Four old men discuss design education
Do you Twitter?
I've been a fan of the platform for some time. I registered in 2008 and remember at the time, how much it reinvigorated my interest in technology, and specifically the internet.
Having seen the web whittled down to a graveyard for digital brochures by numskull marketing people who knew fuck-all about communicating, and even less about how to use this amazing new technology, I was pleasantly surprised when the web I loved, birthed Twitter and YouTube within the same two-three year period in the mid-2000s.
As a side note, read The Cluetrain Manifesto (2001) for a glimpse at how some clever people envisioned the connectivity and conversations that this true web would allow.
Anyhow. I wake up one morning last week to see one of my favourite people within our Australian design community begin his day with a simple comment:
This comment began a thriving conversation that morning between a small group of design professionals I'm lucky to know and enjoy good company with.
I embed relevant parts of the conversation here for you - and I'll continue after the fold.
And it went on .... Jump on Twitter via any of the embeds above to read it all.
I particularly like Flyn's final response. 🙂
Design education for me is a topic I feel quite passionate about. I didn't complete a Design degree. The universities I applied to didn't think my submission/application was up to standard and never offered me a place in their courses.
The irony of being asked to do guest lectures many years later, isn't lost on me.
I studied Art and Design at TAFE and then went on to do an Advertising degree at university which taught me I didn't want to work in the advertising industry. I started a Masters but opted out half way through.
That world simply wasn't for me.
I'm a Designer at heart, albeit one that is entrepreneurial and I embrace the digital world we live in. I won't chase technology but I'll pay attention to how, and why we use it in our lives.
In my opinion, mentorship is the best education anyone can receive towards becoming a creative leader. Tools can be self taught but great creativity, great design, communication and creative leadership is best learned from those that have experienced it.
Those who have have tried and failed - and those that have at times succeeded.
I've learned so much from an hour spent over food and coffee with a colleague than I have from academia.
I've learned so much from sharing my own thoughts and experiences than I have from reading a text book.
Now, I'm not saying I didn't learn 'anything' from academia. I've just learned 'more' from mentors than I have from it. This is simply my own experience — yours might differ.
Saying that — I'd be very happy for the next person who responds to a job advertised in my business to list their mentors on their CV.
Actually I'd love it if this was the norm on all CVs.
(I just stopped typing and spent 10minutes updating my CV).
My opinion though matters little in this conversation - as do Flyn's, Chris' and Nick's. It's an opinion and that's all it really is.

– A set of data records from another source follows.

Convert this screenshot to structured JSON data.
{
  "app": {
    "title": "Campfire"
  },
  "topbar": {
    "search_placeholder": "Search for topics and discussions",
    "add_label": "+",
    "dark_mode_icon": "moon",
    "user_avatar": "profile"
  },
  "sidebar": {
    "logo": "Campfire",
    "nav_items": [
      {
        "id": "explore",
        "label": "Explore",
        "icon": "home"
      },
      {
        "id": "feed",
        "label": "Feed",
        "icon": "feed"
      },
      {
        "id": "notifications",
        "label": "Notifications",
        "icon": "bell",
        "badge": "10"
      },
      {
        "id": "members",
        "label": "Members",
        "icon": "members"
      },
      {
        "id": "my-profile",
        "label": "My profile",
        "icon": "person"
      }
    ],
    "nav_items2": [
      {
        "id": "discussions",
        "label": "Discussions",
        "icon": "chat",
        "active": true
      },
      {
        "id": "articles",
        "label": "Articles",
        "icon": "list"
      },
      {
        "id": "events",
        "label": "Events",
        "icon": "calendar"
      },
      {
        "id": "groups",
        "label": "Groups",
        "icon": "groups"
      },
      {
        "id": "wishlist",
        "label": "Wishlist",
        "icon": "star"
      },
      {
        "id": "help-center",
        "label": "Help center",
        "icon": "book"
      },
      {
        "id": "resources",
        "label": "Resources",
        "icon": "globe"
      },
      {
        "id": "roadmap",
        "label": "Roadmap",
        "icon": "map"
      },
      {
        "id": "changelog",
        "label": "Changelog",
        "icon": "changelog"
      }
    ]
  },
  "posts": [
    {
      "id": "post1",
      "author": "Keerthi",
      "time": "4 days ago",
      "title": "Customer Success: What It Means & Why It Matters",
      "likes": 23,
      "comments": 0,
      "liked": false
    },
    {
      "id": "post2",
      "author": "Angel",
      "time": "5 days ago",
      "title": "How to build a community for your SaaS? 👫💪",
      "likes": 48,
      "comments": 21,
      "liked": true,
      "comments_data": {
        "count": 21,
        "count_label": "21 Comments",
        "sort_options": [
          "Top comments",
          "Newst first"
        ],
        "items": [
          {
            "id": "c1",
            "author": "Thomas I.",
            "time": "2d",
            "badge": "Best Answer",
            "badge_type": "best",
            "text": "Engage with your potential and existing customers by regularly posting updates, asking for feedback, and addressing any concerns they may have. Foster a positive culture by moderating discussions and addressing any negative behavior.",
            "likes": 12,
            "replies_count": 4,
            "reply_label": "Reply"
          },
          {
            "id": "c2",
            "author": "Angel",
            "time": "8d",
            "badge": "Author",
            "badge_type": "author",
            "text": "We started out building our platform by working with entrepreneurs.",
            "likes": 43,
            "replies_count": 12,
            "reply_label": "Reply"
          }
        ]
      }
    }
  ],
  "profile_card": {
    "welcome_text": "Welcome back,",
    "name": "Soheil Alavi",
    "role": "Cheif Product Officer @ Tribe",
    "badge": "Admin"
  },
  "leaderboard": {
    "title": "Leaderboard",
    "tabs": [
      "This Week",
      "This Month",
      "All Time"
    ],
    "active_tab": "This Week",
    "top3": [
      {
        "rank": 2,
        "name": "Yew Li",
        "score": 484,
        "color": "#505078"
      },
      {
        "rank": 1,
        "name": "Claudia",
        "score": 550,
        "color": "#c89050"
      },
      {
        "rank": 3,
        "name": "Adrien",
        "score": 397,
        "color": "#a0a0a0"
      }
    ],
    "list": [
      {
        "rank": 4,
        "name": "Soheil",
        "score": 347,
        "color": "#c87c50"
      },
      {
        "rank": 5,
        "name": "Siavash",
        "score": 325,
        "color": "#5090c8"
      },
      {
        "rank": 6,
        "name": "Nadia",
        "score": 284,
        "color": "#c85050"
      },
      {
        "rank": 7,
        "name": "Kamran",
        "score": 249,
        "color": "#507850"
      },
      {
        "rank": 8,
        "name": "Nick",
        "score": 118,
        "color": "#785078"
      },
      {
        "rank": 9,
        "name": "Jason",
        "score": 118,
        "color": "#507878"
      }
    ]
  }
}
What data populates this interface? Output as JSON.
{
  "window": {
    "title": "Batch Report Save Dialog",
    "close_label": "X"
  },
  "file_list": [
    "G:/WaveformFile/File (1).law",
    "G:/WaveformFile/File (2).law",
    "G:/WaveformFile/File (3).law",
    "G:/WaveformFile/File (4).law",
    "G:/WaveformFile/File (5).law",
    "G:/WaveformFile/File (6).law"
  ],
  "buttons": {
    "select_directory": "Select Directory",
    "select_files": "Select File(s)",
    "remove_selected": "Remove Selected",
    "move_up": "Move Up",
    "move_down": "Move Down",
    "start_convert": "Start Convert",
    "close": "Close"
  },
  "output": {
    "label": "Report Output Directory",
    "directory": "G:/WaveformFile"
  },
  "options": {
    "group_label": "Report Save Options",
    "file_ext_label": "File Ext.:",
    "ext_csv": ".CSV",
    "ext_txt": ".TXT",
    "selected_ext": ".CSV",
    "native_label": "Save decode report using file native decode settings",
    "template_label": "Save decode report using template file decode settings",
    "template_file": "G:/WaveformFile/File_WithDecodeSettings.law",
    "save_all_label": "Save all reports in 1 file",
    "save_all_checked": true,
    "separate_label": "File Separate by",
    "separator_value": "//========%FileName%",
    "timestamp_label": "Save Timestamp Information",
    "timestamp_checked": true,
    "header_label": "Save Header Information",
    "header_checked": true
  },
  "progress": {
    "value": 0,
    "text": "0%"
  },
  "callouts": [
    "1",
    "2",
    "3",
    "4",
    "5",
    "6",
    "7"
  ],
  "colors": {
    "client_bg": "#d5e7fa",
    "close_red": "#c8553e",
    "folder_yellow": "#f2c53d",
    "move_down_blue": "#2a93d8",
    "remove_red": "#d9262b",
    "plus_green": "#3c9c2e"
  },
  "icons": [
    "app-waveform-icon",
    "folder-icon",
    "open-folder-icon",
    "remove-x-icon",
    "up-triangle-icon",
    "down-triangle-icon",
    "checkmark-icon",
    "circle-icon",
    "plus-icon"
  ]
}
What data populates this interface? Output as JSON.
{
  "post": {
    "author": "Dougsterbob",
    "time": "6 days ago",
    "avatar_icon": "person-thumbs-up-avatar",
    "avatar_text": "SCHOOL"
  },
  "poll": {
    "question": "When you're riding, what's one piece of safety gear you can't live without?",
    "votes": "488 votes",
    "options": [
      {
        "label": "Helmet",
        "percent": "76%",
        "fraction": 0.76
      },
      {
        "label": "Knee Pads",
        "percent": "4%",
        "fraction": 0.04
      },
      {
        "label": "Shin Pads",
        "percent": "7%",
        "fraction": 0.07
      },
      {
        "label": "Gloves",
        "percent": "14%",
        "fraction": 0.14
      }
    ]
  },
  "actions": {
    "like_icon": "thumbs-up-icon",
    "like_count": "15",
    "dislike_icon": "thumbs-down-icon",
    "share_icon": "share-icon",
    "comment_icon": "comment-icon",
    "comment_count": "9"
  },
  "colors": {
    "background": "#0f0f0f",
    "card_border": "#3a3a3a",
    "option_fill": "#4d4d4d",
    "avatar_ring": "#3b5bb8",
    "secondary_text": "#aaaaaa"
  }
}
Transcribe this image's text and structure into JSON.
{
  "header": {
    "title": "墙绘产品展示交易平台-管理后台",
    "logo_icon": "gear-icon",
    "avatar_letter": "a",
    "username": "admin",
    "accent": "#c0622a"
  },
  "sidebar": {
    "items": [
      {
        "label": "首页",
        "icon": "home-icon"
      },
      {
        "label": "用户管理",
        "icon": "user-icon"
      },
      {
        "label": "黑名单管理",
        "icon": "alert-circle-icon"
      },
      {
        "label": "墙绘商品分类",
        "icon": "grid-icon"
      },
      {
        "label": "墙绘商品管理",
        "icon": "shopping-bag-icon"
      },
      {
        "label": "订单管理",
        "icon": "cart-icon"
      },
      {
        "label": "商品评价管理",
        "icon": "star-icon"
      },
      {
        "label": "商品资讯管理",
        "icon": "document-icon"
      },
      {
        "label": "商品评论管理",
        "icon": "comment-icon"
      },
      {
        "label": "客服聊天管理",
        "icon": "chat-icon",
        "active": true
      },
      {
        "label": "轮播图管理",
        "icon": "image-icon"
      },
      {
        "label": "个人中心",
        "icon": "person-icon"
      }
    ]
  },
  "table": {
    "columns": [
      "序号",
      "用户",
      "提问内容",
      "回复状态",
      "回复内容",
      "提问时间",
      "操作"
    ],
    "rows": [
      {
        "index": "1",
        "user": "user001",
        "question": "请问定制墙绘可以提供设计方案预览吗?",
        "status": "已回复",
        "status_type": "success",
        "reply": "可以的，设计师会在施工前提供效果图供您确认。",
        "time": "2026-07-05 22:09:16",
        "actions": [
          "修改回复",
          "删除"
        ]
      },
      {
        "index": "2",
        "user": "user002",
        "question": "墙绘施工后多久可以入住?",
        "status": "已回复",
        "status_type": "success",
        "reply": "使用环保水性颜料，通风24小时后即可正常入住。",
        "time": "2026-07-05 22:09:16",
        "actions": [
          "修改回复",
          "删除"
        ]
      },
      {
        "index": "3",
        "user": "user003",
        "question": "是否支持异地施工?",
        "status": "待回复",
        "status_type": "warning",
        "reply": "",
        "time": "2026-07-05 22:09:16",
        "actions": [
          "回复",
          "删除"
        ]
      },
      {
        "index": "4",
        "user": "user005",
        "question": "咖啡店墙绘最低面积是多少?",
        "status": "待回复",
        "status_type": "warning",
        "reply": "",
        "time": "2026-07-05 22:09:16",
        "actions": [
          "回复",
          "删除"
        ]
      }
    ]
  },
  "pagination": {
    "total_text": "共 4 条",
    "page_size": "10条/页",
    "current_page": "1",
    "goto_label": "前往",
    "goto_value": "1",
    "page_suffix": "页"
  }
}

What struck me most was that this conversation was actually happening at all. That a small group of experienced professionals were willing to share this conversation publicly.
This I found to be the more profound part of the conversation.
What I witnessed was leadership of an industry debate an issue that simply isn't debated at all.
Academia (read: University and Tertiary education) is a business. Albeit, it's a business with limited capacity to cater for students due to resources, capability and funding restraints which means that some students miss out on a spot.
(Please don't play the 'we want to accept the best so we can place the best designers in the industry' card with me.
We both know it's much more complex than that now, don't we? 😉 🎻 🎻 )
Our industry is made up of a - excuse the cliche - tapestry of people with a wealth of experience that can easily be shared with anyone who wants to be a Designer.
Our industry is filled with potential mentors.
This, I believe is the best form of education for people who aspire to become leaders within our industry.
Mentorship. Guidance. Advice. Learning through failure and applied resilience. Learning from someone who has tried, failed and at times succeeded.
I admit I've never looked at where an applicant has studied or worked. It matters very little to me if it's UTS, Swinburne, Harvard or RMIT. This studio or that studio.
You're welcome to email my employees at hello@ if you don't believe me.
My interest is heightened when I see that someone has had a host of mentors that have taught them a healthy balance of strategic thinking and creativity — balanced with a practical, humble and respectful view of the world they live in.
This is the best form of design education.